Task input |
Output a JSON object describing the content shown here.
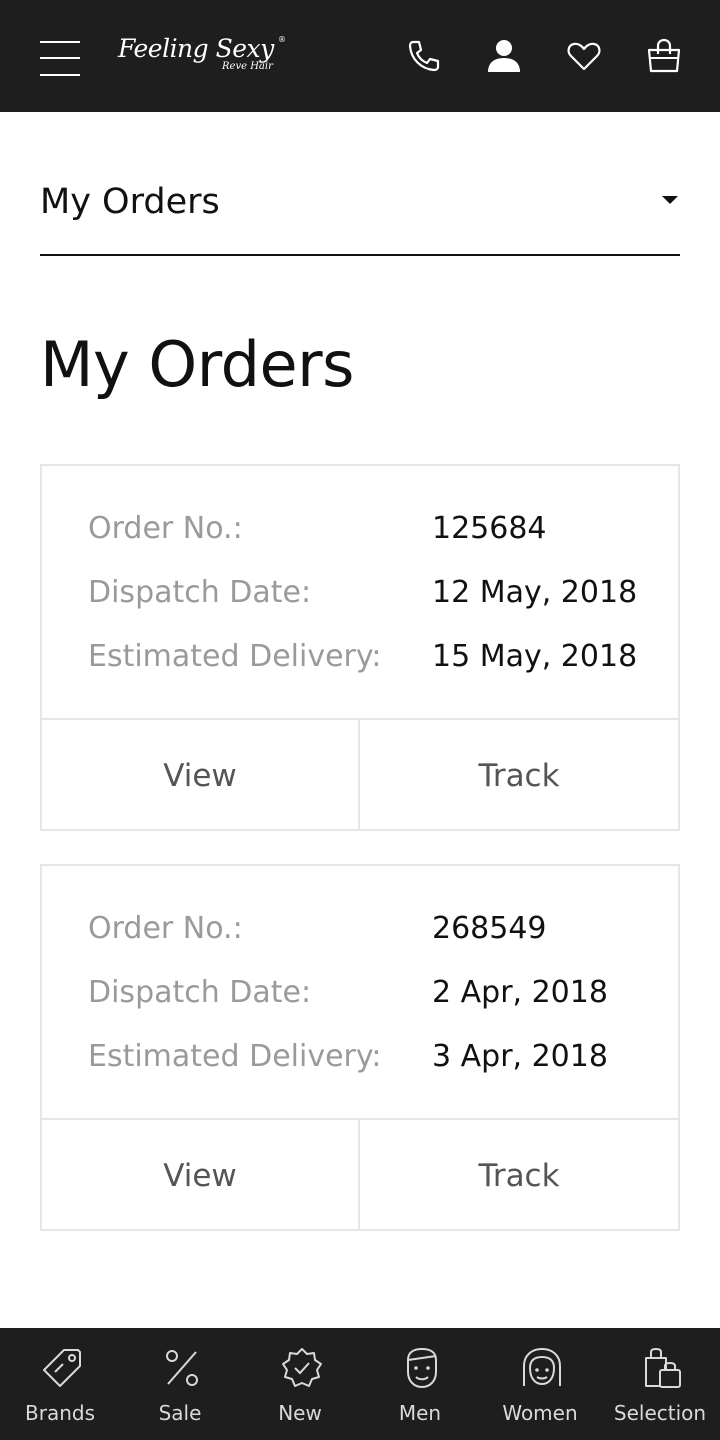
{
  "header": {
    "logo_text": "Feeling Sexy",
    "logo_subtext": "Reve Hair",
    "logo_mark": "®",
    "icons": [
      "menu-icon",
      "phone-icon",
      "user-icon",
      "heart-icon",
      "bag-icon"
    ]
  },
  "dropdown": {
    "label": "My Orders"
  },
  "page": {
    "title": "My Orders"
  },
  "orders": [
    {
      "order_no_label": "Order No.:",
      "order_no": "125684",
      "dispatch_label": "Dispatch Date:",
      "dispatch_date": "12 May, 2018",
      "delivery_label": "Estimated Delivery:",
      "delivery_date": "15 May, 2018",
      "view_label": "View",
      "track_label": "Track"
    },
    {
      "order_no_label": "Order No.:",
      "order_no": "268549",
      "dispatch_label": "Dispatch Date:",
      "dispatch_date": "2 Apr, 2018",
      "delivery_label": "Estimated Delivery:",
      "delivery_date": "3 Apr, 2018",
      "view_label": "View",
      "track_label": "Track"
    }
  ],
  "bottom_nav": [
    {
      "label": "Brands",
      "icon": "tag-icon"
    },
    {
      "label": "Sale",
      "icon": "percent-icon"
    },
    {
      "label": "New",
      "icon": "badge-check-icon"
    },
    {
      "label": "Men",
      "icon": "man-face-icon"
    },
    {
      "label": "Women",
      "icon": "woman-face-icon"
    },
    {
      "label": "Selection",
      "icon": "shopping-bag-icon"
    }
  ],
  "colors": {
    "header_bg": "#1e1e1e",
    "label_gray": "#9a9a9a",
    "border": "#e6e6e6"
  }
}
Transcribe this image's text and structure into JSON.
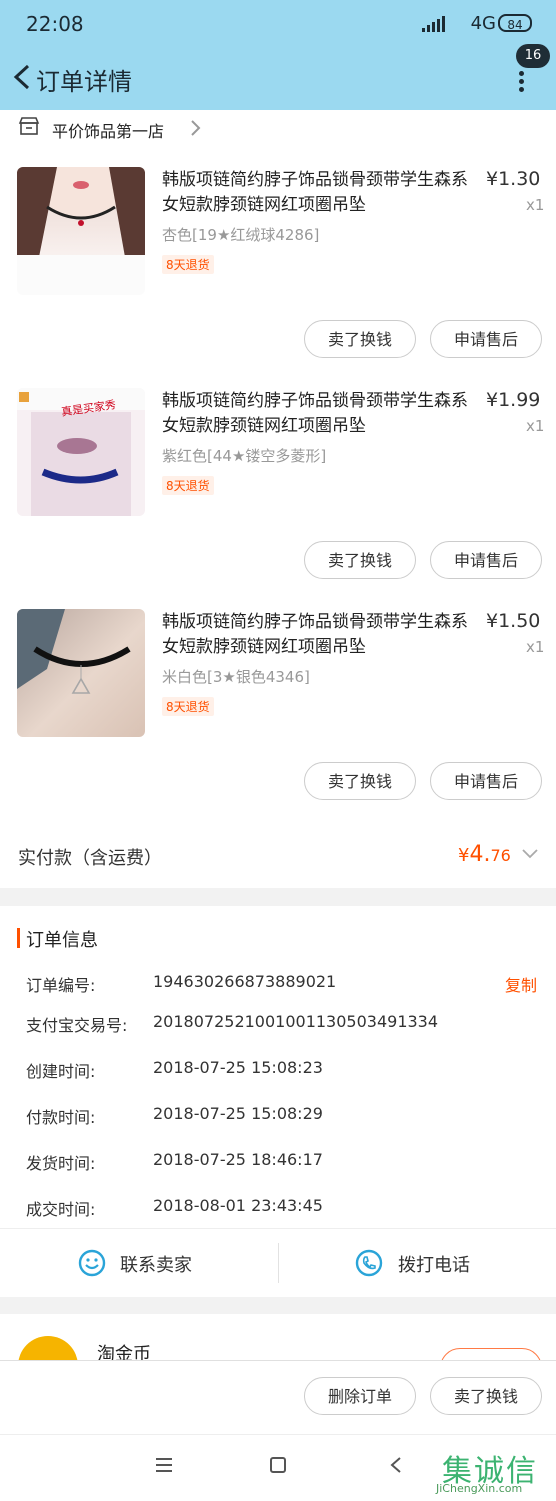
{
  "status_bar": {
    "time": "22:08",
    "network": "4G",
    "battery": "84"
  },
  "header": {
    "title": "订单详情",
    "badge": "16",
    "back_icon": "chevron-left-icon",
    "more_icon": "more-vertical-icon"
  },
  "store": {
    "name": "平价饰品第一店",
    "icon": "store-icon"
  },
  "items": [
    {
      "title": "韩版项链简约脖子饰品锁骨颈带学生森系女短款脖颈链网红项圈吊坠",
      "price": "¥1.30",
      "qty": "x1",
      "sku": "杏色[19★红绒球4286]",
      "tag": "8天退货",
      "btn_sell": "卖了换钱",
      "btn_after": "申请售后"
    },
    {
      "title": "韩版项链简约脖子饰品锁骨颈带学生森系女短款脖颈链网红项圈吊坠",
      "price": "¥1.99",
      "qty": "x1",
      "sku": "紫红色[44★镂空多菱形]",
      "tag": "8天退货",
      "btn_sell": "卖了换钱",
      "btn_after": "申请售后",
      "thumb_caption": "真是买家秀"
    },
    {
      "title": "韩版项链简约脖子饰品锁骨颈带学生森系女短款脖颈链网红项圈吊坠",
      "price": "¥1.50",
      "qty": "x1",
      "sku": "米白色[3★银色4346]",
      "tag": "8天退货",
      "btn_sell": "卖了换钱",
      "btn_after": "申请售后"
    }
  ],
  "payment": {
    "label": "实付款（含运费）",
    "currency": "¥",
    "amount_int": "4.",
    "amount_cents": "76"
  },
  "order_info": {
    "title": "订单信息",
    "copy_label": "复制",
    "rows": [
      {
        "k": "订单编号:",
        "v": "194630266873889021"
      },
      {
        "k": "支付宝交易号:",
        "v": "2018072521001001130503491334"
      },
      {
        "k": "创建时间:",
        "v": "2018-07-25 15:08:23"
      },
      {
        "k": "付款时间:",
        "v": "2018-07-25 15:08:29"
      },
      {
        "k": "发货时间:",
        "v": "2018-07-25 18:46:17"
      },
      {
        "k": "成交时间:",
        "v": "2018-08-01 23:43:45"
      }
    ]
  },
  "contact": {
    "seller": "联系卖家",
    "call": "拨打电话"
  },
  "coins": {
    "label": "淘金币"
  },
  "actions": {
    "delete": "删除订单",
    "sell": "卖了换钱"
  },
  "watermark": {
    "cn": "集诚信",
    "en": "JiChengXin.com"
  },
  "colors": {
    "header_bg": "#9bd9f0",
    "accent": "#ff5000"
  }
}
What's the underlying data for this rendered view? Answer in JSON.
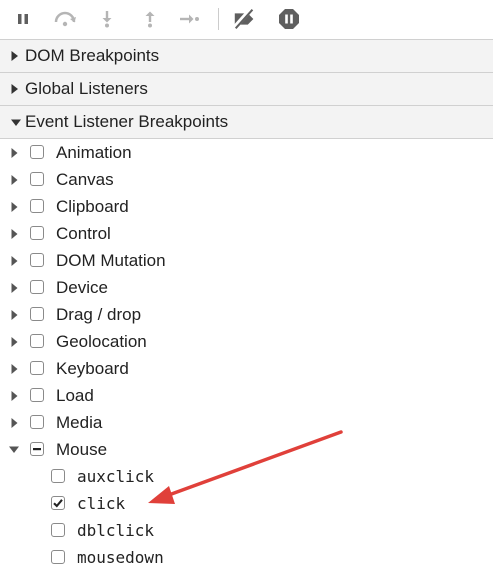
{
  "toolbar": {
    "buttons": [
      {
        "name": "pause-icon",
        "title": "Pause script execution"
      },
      {
        "name": "step-over-icon",
        "title": "Step over next function call"
      },
      {
        "name": "step-into-icon",
        "title": "Step into next function call"
      },
      {
        "name": "step-out-icon",
        "title": "Step out of current function"
      },
      {
        "name": "step-icon",
        "title": "Step"
      },
      {
        "name": "deactivate-breakpoints-icon",
        "title": "Deactivate breakpoints"
      },
      {
        "name": "pause-on-exceptions-icon",
        "title": "Pause on exceptions"
      }
    ]
  },
  "sections": {
    "dom_breakpoints": {
      "label": "DOM Breakpoints",
      "expanded": false
    },
    "global_listeners": {
      "label": "Global Listeners",
      "expanded": false
    },
    "event_listener_breakpoints": {
      "label": "Event Listener Breakpoints",
      "expanded": true
    }
  },
  "categories": [
    {
      "label": "Animation",
      "expanded": false,
      "state": "unchecked"
    },
    {
      "label": "Canvas",
      "expanded": false,
      "state": "unchecked"
    },
    {
      "label": "Clipboard",
      "expanded": false,
      "state": "unchecked"
    },
    {
      "label": "Control",
      "expanded": false,
      "state": "unchecked"
    },
    {
      "label": "DOM Mutation",
      "expanded": false,
      "state": "unchecked"
    },
    {
      "label": "Device",
      "expanded": false,
      "state": "unchecked"
    },
    {
      "label": "Drag / drop",
      "expanded": false,
      "state": "unchecked"
    },
    {
      "label": "Geolocation",
      "expanded": false,
      "state": "unchecked"
    },
    {
      "label": "Keyboard",
      "expanded": false,
      "state": "unchecked"
    },
    {
      "label": "Load",
      "expanded": false,
      "state": "unchecked"
    },
    {
      "label": "Media",
      "expanded": false,
      "state": "unchecked"
    },
    {
      "label": "Mouse",
      "expanded": true,
      "state": "indeterminate"
    }
  ],
  "mouse_events": [
    {
      "label": "auxclick",
      "checked": false
    },
    {
      "label": "click",
      "checked": true
    },
    {
      "label": "dblclick",
      "checked": false
    },
    {
      "label": "mousedown",
      "checked": false
    }
  ],
  "colors": {
    "annotation_arrow": "#e0403a",
    "toolbar_icon": "#6e6e6e",
    "toolbar_icon_disabled": "#b5b5b5",
    "section_background": "#f3f3f3"
  }
}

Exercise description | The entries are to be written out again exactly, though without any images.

Task output |
Output a JSON object describing the content shown here.
{
  "header": {
    "logo_text": "Feeling Sexy",
    "logo_subtext": "Reve Hair",
    "logo_mark": "®",
    "icons": [
      "menu-icon",
      "phone-icon",
      "user-icon",
      "heart-icon",
      "bag-icon"
    ]
  },
  "dropdown": {
    "label": "My Orders"
  },
  "page": {
    "title": "My Orders"
  },
  "orders": [
    {
      "order_no_label": "Order No.:",
      "order_no": "125684",
      "dispatch_label": "Dispatch Date:",
      "dispatch_date": "12 May, 2018",
      "delivery_label": "Estimated Delivery:",
      "delivery_date": "15 May, 2018",
      "view_label": "View",
      "track_label": "Track"
    },
    {
      "order_no_label": "Order No.:",
      "order_no": "268549",
      "dispatch_label": "Dispatch Date:",
      "dispatch_date": "2 Apr, 2018",
      "delivery_label": "Estimated Delivery:",
      "delivery_date": "3 Apr, 2018",
      "view_label": "View",
      "track_label": "Track"
    }
  ],
  "bottom_nav": [
    {
      "label": "Brands",
      "icon": "tag-icon"
    },
    {
      "label": "Sale",
      "icon": "percent-icon"
    },
    {
      "label": "New",
      "icon": "badge-check-icon"
    },
    {
      "label": "Men",
      "icon": "man-face-icon"
    },
    {
      "label": "Women",
      "icon": "woman-face-icon"
    },
    {
      "label": "Selection",
      "icon": "shopping-bag-icon"
    }
  ],
  "colors": {
    "header_bg": "#1e1e1e",
    "label_gray": "#9a9a9a",
    "border": "#e6e6e6"
  }
}
Transcribe this image's text and structure into JSON.
{
  "status_bar": {
    "time": "22:08",
    "network": "4G",
    "battery": "84"
  },
  "header": {
    "title": "订单详情",
    "badge": "16",
    "back_icon": "chevron-left-icon",
    "more_icon": "more-vertical-icon"
  },
  "store": {
    "name": "平价饰品第一店",
    "icon": "store-icon"
  },
  "items": [
    {
      "title": "韩版项链简约脖子饰品锁骨颈带学生森系女短款脖颈链网红项圈吊坠",
      "price": "¥1.30",
      "qty": "x1",
      "sku": "杏色[19★红绒球4286]",
      "tag": "8天退货",
      "btn_sell": "卖了换钱",
      "btn_after": "申请售后"
    },
    {
      "title": "韩版项链简约脖子饰品锁骨颈带学生森系女短款脖颈链网红项圈吊坠",
      "price": "¥1.99",
      "qty": "x1",
      "sku": "紫红色[44★镂空多菱形]",
      "tag": "8天退货",
      "btn_sell": "卖了换钱",
      "btn_after": "申请售后",
      "thumb_caption": "真是买家秀"
    },
    {
      "title": "韩版项链简约脖子饰品锁骨颈带学生森系女短款脖颈链网红项圈吊坠",
      "price": "¥1.50",
      "qty": "x1",
      "sku": "米白色[3★银色4346]",
      "tag": "8天退货",
      "btn_sell": "卖了换钱",
      "btn_after": "申请售后"
    }
  ],
  "payment": {
    "label": "实付款（含运费）",
    "currency": "¥",
    "amount_int": "4.",
    "amount_cents": "76"
  },
  "order_info": {
    "title": "订单信息",
    "copy_label": "复制",
    "rows": [
      {
        "k": "订单编号:",
        "v": "194630266873889021"
      },
      {
        "k": "支付宝交易号:",
        "v": "2018072521001001130503491334"
      },
      {
        "k": "创建时间:",
        "v": "2018-07-25 15:08:23"
      },
      {
        "k": "付款时间:",
        "v": "2018-07-25 15:08:29"
      },
      {
        "k": "发货时间:",
        "v": "2018-07-25 18:46:17"
      },
      {
        "k": "成交时间:",
        "v": "2018-08-01 23:43:45"
      }
    ]
  },
  "contact": {
    "seller": "联系卖家",
    "call": "拨打电话"
  },
  "coins": {
    "label": "淘金币"
  },
  "actions": {
    "delete": "删除订单",
    "sell": "卖了换钱"
  },
  "watermark": {
    "cn": "集诚信",
    "en": "JiChengXin.com"
  },
  "colors": {
    "header_bg": "#9bd9f0",
    "accent": "#ff5000"
  }
}
What's the underlying data for this rendered view? Answer in JSON.
{
  "toolbar": {
    "buttons": [
      {
        "name": "pause-icon",
        "title": "Pause script execution"
      },
      {
        "name": "step-over-icon",
        "title": "Step over next function call"
      },
      {
        "name": "step-into-icon",
        "title": "Step into next function call"
      },
      {
        "name": "step-out-icon",
        "title": "Step out of current function"
      },
      {
        "name": "step-icon",
        "title": "Step"
      },
      {
        "name": "deactivate-breakpoints-icon",
        "title": "Deactivate breakpoints"
      },
      {
        "name": "pause-on-exceptions-icon",
        "title": "Pause on exceptions"
      }
    ]
  },
  "sections": {
    "dom_breakpoints": {
      "label": "DOM Breakpoints",
      "expanded": false
    },
    "global_listeners": {
      "label": "Global Listeners",
      "expanded": false
    },
    "event_listener_breakpoints": {
      "label": "Event Listener Breakpoints",
      "expanded": true
    }
  },
  "categories": [
    {
      "label": "Animation",
      "expanded": false,
      "state": "unchecked"
    },
    {
      "label": "Canvas",
      "expanded": false,
      "state": "unchecked"
    },
    {
      "label": "Clipboard",
      "expanded": false,
      "state": "unchecked"
    },
    {
      "label": "Control",
      "expanded": false,
      "state": "unchecked"
    },
    {
      "label": "DOM Mutation",
      "expanded": false,
      "state": "unchecked"
    },
    {
      "label": "Device",
      "expanded": false,
      "state": "unchecked"
    },
    {
      "label": "Drag / drop",
      "expanded": false,
      "state": "unchecked"
    },
    {
      "label": "Geolocation",
      "expanded": false,
      "state": "unchecked"
    },
    {
      "label": "Keyboard",
      "expanded": false,
      "state": "unchecked"
    },
    {
      "label": "Load",
      "expanded": false,
      "state": "unchecked"
    },
    {
      "label": "Media",
      "expanded": false,
      "state": "unchecked"
    },
    {
      "label": "Mouse",
      "expanded": true,
      "state": "indeterminate"
    }
  ],
  "mouse_events": [
    {
      "label": "auxclick",
      "checked": false
    },
    {
      "label": "click",
      "checked": true
    },
    {
      "label": "dblclick",
      "checked": false
    },
    {
      "label": "mousedown",
      "checked": false
    }
  ],
  "colors": {
    "annotation_arrow": "#e0403a",
    "toolbar_icon": "#6e6e6e",
    "toolbar_icon_disabled": "#b5b5b5",
    "section_background": "#f3f3f3"
  }
}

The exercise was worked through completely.